In regards to the article, "Using Positive Student Engagement to Increase Student Achievement" I wholeheartedly agree that "students learn more and retain more information when they actively participate in the learning process and when they can relate to what is being taught." This is something that seems very obvious, but it is not always easy to explain to students. I know that when teaching history, students don't always understand why they need to know about certain people or battles. What they don't realize is that they are learning more than just content, but rather higher level thinking skills. While history is important to learn in order to understand cultural differences and how and why things are the way they are, in reality, students are also learning how to evaluate cause and effect, how to understand timelines, and how it relates to events. Getting students to understand that these skills are necessary for everyday life: evaluating cause and effect for their own actions or for current events that will affect their future and also understanding timelines – preparing students to see the relevance of how schedules influence their life is not always easy.
Even so, when students do understand these key points, it makes learning easier for them. Students become engaged when they realize its importance. The students who immerse themselves in learning tend to understand these concepts. (Or at least when they realize that it will benefit them in some way.)

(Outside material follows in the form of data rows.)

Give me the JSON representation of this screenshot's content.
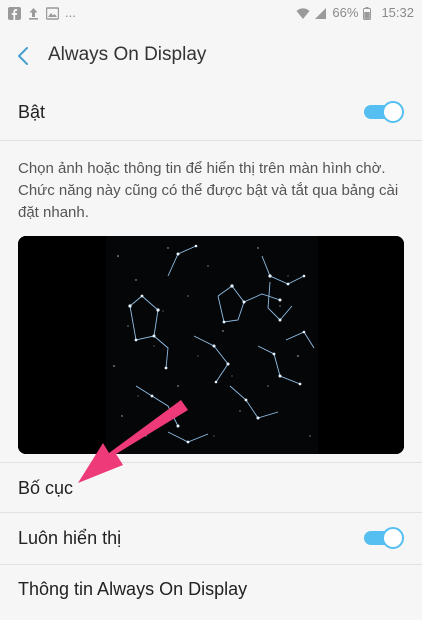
{
  "status_bar": {
    "icons_left": [
      "facebook-icon",
      "upload-icon",
      "image-icon"
    ],
    "more": "...",
    "battery": "66%",
    "time": "15:32"
  },
  "header": {
    "title": "Always On Display"
  },
  "master_switch": {
    "label": "Bật",
    "on": true
  },
  "description": "Chọn ảnh hoặc thông tin để hiển thị trên màn hình chờ. Chức năng này cũng có thể được bật và tắt qua bảng cài đặt nhanh.",
  "preview": {
    "image": "constellation-preview"
  },
  "items": {
    "layout": "Bố cục",
    "always_show": "Luôn hiển thị",
    "always_show_on": true,
    "info": "Thông tin Always On Display"
  },
  "colors": {
    "accent": "#54bff0",
    "annotation_arrow": "#ee3a78"
  }
}
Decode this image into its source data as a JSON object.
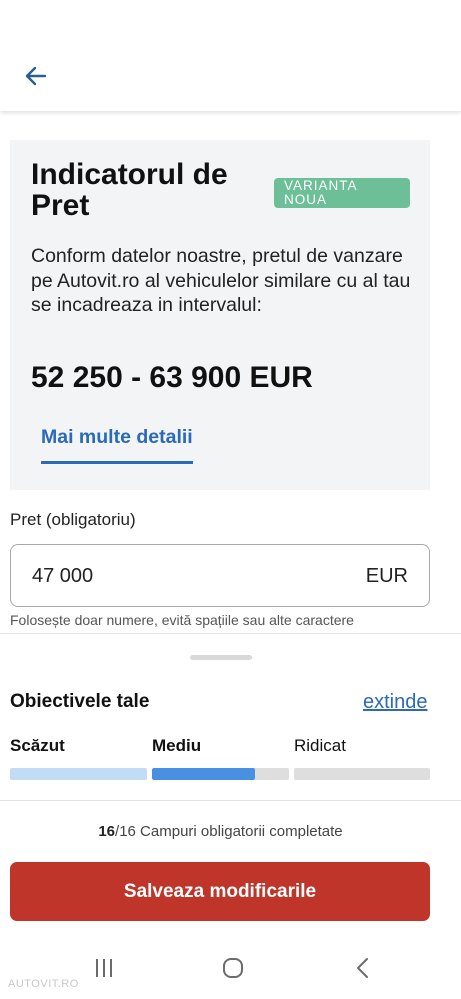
{
  "header": {
    "back_icon": "arrow-left-icon"
  },
  "card": {
    "title": "Indicatorul de Pret",
    "badge": "VARIANTA NOUA",
    "description": "Conform datelor noastre, pretul de vanzare pe Autovit.ro al vehiculelor similare cu al tau se incadreaza in intervalul:",
    "price_range": "52 250 - 63 900 EUR",
    "more_link": "Mai multe detalii"
  },
  "price_field": {
    "label": "Pret (obligatoriu)",
    "value": "47 000",
    "currency": "EUR",
    "hint": "Folosește doar numere, evită spațiile sau alte caractere"
  },
  "goals": {
    "title": "Obiectivele tale",
    "expand_link": "extinde",
    "levels": [
      {
        "label": "Scăzut",
        "fill": 1.0,
        "color": "#c3dcf5"
      },
      {
        "label": "Mediu",
        "fill": 0.75,
        "color": "#4a90e2"
      },
      {
        "label": "Ridicat",
        "fill": 0.0,
        "color": "#dedede"
      }
    ]
  },
  "completion": {
    "done": "16",
    "total_text": "/16 Campuri obligatorii completate"
  },
  "save_button": "Salveaza modificarile",
  "nav": {
    "recents_icon": "recent-apps-icon",
    "home_icon": "home-icon",
    "back_icon": "back-chevron-icon"
  },
  "watermark": "AUTOVIT.RO",
  "colors": {
    "accent": "#2a6ab8",
    "badge": "#6cbf97",
    "primary_button": "#c0352a"
  }
}
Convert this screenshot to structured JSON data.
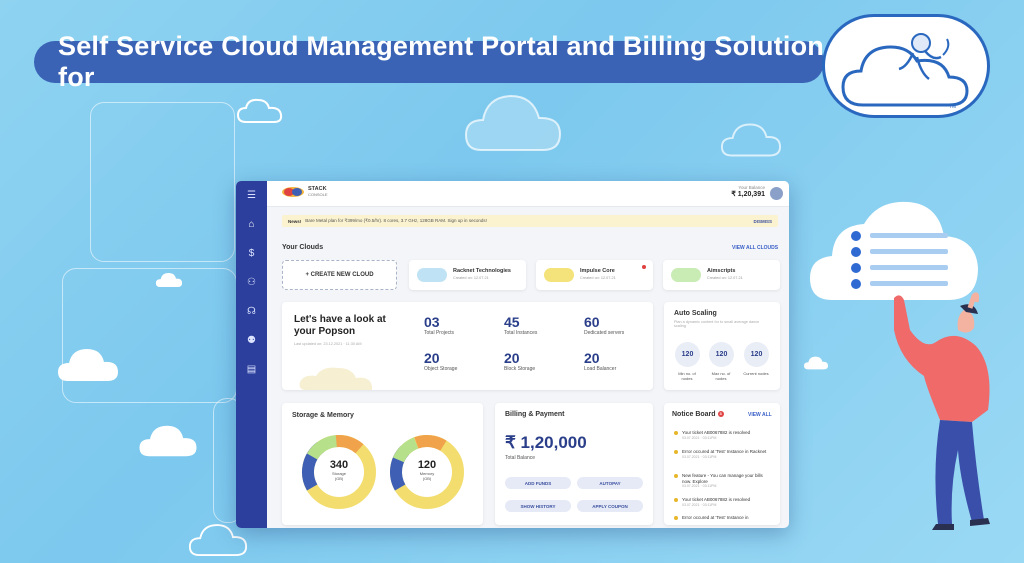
{
  "banner": {
    "title": "Self Service Cloud Management Portal and Billing Solution for"
  },
  "app": {
    "brand": {
      "name": "STACK",
      "sub": "CONSOLE"
    },
    "balance": {
      "label": "Your Balance",
      "value": "₹ 1,20,391"
    },
    "news": {
      "tag": "News!",
      "text": "Bare Metal plan for ₹399/mo (₹0.5/hr). 8 cores, 3.7 GHz, 128GB RAM. Sign up in seconds!",
      "dismiss": "DISMISS"
    },
    "clouds": {
      "title": "Your Clouds",
      "view_all": "VIEW ALL CLOUDS",
      "create": "+ CREATE NEW CLOUD",
      "items": [
        {
          "name": "Racknet Technologies",
          "sub": "Created on: 12.07.21",
          "color": "#bfe3f5"
        },
        {
          "name": "Impulse Core",
          "sub": "Created on: 12.07.21",
          "color": "#f3e37a"
        },
        {
          "name": "Aimscripts",
          "sub": "Created on: 12.07.21",
          "color": "#c9ecb5"
        }
      ]
    },
    "overview": {
      "heading": "Let's have a look at your Popson",
      "sub": "Last updated on: 23.12.2021 · 11:30 AM",
      "stats": [
        {
          "value": "03",
          "label": "Total Projects"
        },
        {
          "value": "45",
          "label": "Total Instances"
        },
        {
          "value": "60",
          "label": "Dedicated servers"
        },
        {
          "value": "20",
          "label": "Object Storage"
        },
        {
          "value": "20",
          "label": "Block Storage"
        },
        {
          "value": "20",
          "label": "Load Balancer"
        }
      ]
    },
    "autoscaling": {
      "title": "Auto Scaling",
      "desc": "Plan a dynamic content for to small average dance scaling",
      "items": [
        {
          "value": "120",
          "label": "Min no. of nodes"
        },
        {
          "value": "120",
          "label": "Max no. of nodes"
        },
        {
          "value": "120",
          "label": "Current nodes"
        }
      ]
    },
    "storage": {
      "title": "Storage & Memory",
      "donuts": [
        {
          "value": "340",
          "label": "Storage",
          "unit": "(GB)"
        },
        {
          "value": "120",
          "label": "Memory",
          "unit": "(GB)"
        }
      ]
    },
    "billing": {
      "title": "Billing & Payment",
      "amount": "₹ 1,20,000",
      "label": "Total Balance",
      "buttons": [
        "ADD FUNDS",
        "AUTOPAY",
        "SHOW HISTORY",
        "APPLY COUPON"
      ]
    },
    "notices": {
      "title": "Notice Board",
      "count": "3",
      "view_all": "VIEW ALL",
      "items": [
        {
          "text": "Your ticket AB0067882 is resolved",
          "date": "03.07.2021 · 03:11PM"
        },
        {
          "text": "Error occured at 'Test' Instance in Racknet",
          "date": "03.07.2021 · 03:11PM"
        },
        {
          "text": "New feature - You can manage your bills now. Explore",
          "date": "03.07.2021 · 03:11PM"
        },
        {
          "text": "Your ticket AB0067882 is resolved",
          "date": "03.07.2021 · 03:11PM"
        },
        {
          "text": "Error occured at 'Test' Instance in",
          "date": ""
        }
      ]
    }
  },
  "colors": {
    "accent": "#2c3f9c",
    "banner": "#3a63b6",
    "donut_yellow": "#f2dd6e",
    "donut_blue": "#3f5fb5",
    "donut_green": "#b7e08a",
    "donut_orange": "#f0a34a"
  }
}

As this article also states, student learning deals with teacher support. When I was a building sub, there were times when students would do work for me when they wouldn't do work for their regular teacher due to the fact that they knew that I cared what they learned. I had a student say to me, "I'll do the work for you because I know you want me to do well. So-and-so just likes watching me fail, so I don't bother." While obviously this was not the case with their teacher, it was obvious that this teacher and student pair had had hardships and the student was under the impression that her teacher didn't care for her, when in reality the teacher was just frustrated that she couldn't figure out how to engage the student.
In regards to the article "26 Keys to Student Engagement" (though it seems to me more like the ABCs of Student Engagement...), the list entails detailed explanations of why and how educators can engage students. I enjoyed this article which was informative, yet to the point (and as an East Asian enthusiast, I really enjoyed the Japanese reference to kaizen or 改善, which is in fact, a very good practice that encourages the great to become even greater). I also really enjoyed the fact that it talked about bringing the outside into the classroom. I have always enjoyed learning more about my students and know that when you can connect to the students, it helps show them that you care. It also makes it easier for a teacher to relate what they are teaching back to the students' daily lives.
In sum, these articles expect teachers to show that they care about students, and that by learning more about our students, teachers can more effectively show students why it is important for them to learn what is being taught, leading to students naturally wanting to become more engaged.